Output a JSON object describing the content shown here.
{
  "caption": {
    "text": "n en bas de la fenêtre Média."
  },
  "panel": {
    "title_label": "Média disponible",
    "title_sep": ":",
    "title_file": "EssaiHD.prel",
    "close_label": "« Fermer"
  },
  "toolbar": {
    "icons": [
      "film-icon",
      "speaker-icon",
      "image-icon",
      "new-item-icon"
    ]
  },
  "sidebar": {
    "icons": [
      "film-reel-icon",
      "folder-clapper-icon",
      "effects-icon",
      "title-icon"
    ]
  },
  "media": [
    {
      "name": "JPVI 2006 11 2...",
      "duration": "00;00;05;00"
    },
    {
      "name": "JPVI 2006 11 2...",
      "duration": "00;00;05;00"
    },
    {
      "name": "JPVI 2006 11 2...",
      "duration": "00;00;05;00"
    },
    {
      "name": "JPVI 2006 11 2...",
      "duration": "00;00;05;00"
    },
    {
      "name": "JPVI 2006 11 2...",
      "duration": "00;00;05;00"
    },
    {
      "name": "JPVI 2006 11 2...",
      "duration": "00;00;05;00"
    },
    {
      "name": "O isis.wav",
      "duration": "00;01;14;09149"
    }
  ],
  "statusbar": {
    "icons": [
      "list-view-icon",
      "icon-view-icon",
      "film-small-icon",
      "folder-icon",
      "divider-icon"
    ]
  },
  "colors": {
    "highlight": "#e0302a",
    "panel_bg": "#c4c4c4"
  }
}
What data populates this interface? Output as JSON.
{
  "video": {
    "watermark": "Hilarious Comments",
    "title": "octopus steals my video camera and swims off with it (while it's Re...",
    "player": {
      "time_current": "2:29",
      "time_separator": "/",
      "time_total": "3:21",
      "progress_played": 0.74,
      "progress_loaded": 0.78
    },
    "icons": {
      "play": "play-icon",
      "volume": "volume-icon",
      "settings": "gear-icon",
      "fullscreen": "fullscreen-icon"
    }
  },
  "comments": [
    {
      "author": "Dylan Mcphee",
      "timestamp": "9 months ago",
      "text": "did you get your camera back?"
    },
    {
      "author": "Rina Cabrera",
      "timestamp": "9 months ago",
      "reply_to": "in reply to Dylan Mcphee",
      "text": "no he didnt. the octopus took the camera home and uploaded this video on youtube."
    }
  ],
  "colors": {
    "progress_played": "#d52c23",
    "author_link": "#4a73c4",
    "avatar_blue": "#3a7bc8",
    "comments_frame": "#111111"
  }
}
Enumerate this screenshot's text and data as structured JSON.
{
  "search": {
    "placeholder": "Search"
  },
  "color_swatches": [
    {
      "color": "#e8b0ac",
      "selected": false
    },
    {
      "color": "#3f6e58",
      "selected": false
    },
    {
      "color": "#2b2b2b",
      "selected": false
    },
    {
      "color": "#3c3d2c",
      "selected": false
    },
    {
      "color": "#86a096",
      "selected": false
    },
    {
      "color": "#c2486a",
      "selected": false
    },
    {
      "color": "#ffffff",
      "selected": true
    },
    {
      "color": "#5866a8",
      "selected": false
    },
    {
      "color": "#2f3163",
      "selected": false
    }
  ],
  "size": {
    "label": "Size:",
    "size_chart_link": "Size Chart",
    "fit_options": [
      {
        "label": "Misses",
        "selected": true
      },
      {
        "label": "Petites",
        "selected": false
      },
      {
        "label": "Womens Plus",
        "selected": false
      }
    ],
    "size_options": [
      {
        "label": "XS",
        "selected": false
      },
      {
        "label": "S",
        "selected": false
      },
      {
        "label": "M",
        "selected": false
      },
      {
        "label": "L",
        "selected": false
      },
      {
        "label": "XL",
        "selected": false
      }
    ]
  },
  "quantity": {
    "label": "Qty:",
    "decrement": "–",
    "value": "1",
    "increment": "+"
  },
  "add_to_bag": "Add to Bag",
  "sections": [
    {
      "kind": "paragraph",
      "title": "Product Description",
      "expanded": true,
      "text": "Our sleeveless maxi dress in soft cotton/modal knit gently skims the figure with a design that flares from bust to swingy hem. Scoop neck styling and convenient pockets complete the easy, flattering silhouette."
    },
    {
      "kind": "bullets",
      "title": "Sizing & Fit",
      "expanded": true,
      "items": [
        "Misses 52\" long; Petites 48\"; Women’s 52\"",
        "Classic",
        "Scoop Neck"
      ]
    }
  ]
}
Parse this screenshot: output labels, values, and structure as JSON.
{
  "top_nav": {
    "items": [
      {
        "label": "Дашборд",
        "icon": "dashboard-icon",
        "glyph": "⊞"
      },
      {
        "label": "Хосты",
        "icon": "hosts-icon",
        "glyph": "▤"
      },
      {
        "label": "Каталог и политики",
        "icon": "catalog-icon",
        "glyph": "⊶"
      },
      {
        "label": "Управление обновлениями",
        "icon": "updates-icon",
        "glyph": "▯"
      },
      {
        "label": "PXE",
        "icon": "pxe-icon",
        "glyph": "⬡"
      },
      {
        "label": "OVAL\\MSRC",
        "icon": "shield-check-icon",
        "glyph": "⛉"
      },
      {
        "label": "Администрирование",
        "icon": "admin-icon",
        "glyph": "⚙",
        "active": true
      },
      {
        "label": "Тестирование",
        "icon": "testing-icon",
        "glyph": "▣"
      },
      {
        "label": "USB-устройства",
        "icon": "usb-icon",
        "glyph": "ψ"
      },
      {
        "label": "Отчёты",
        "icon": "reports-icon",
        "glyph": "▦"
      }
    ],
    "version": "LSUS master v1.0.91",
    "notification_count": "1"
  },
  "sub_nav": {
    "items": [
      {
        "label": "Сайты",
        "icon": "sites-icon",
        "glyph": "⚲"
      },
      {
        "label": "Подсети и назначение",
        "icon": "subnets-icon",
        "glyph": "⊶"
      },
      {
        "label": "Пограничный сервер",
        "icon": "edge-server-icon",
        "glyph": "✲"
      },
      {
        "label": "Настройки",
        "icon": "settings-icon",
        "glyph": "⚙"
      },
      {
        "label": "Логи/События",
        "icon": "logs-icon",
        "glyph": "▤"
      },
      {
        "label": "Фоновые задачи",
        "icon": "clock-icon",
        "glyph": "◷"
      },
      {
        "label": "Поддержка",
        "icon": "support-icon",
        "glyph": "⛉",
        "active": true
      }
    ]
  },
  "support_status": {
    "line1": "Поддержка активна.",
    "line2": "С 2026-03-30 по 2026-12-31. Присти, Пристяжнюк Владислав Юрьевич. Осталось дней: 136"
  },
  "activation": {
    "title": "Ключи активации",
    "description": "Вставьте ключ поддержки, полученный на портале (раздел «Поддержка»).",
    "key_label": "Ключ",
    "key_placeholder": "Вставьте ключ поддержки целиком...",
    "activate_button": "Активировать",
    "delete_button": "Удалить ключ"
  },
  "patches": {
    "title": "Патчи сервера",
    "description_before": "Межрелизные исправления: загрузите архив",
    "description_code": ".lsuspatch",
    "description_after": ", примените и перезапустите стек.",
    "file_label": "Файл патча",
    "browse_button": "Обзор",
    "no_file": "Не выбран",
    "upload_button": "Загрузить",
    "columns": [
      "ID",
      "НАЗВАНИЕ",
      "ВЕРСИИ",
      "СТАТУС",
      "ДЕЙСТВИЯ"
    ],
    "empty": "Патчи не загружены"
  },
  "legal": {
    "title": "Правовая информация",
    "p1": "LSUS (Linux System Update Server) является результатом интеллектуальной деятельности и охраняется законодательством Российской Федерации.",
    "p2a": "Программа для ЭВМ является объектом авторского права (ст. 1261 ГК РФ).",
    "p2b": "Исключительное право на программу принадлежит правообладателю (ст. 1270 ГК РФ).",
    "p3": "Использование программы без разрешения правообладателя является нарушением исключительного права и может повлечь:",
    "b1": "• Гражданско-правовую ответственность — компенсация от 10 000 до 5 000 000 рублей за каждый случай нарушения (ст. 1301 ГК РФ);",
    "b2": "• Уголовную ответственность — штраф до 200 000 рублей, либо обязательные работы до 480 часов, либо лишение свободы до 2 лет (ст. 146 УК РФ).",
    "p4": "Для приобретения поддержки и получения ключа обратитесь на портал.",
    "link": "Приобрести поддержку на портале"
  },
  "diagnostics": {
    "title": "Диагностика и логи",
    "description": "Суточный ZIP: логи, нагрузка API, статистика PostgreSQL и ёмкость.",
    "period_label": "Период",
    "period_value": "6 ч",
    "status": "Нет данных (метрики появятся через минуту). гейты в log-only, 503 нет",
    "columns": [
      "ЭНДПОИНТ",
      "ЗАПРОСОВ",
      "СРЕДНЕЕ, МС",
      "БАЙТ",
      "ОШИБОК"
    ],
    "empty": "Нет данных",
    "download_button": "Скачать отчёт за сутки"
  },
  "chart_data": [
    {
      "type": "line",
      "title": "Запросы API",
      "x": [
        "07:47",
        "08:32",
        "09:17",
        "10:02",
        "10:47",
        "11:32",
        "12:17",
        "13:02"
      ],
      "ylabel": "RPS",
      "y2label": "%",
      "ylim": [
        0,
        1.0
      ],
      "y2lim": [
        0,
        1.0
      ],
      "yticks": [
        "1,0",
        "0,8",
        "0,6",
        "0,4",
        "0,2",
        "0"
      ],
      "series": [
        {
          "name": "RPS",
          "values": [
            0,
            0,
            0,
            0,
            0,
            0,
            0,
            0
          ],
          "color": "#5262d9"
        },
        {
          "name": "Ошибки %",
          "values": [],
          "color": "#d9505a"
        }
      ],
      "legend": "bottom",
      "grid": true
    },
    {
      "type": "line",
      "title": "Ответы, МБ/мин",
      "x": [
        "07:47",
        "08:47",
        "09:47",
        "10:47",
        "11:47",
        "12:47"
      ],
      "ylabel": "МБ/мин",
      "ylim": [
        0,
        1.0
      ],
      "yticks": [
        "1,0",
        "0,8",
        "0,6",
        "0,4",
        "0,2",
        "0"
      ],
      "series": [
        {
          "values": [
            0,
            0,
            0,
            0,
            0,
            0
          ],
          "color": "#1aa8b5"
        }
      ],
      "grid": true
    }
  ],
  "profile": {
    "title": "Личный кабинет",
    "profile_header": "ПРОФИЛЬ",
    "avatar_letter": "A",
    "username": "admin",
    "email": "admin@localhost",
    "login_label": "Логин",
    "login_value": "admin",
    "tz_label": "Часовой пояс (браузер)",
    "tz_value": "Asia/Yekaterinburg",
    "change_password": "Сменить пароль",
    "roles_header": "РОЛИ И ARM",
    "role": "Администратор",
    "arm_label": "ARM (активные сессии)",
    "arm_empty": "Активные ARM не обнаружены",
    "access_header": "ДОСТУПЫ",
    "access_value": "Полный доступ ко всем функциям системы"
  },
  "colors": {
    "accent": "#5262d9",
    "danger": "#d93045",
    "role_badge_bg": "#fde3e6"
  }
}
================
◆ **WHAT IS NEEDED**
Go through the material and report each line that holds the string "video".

◆ **TASK OUTPUT**
  "video": {
    "title": "octopus steals my video camera and swims off with it (while it's Re...",
      "text": "no he didnt. the octopus took the camera home and uploaded this video on youtube."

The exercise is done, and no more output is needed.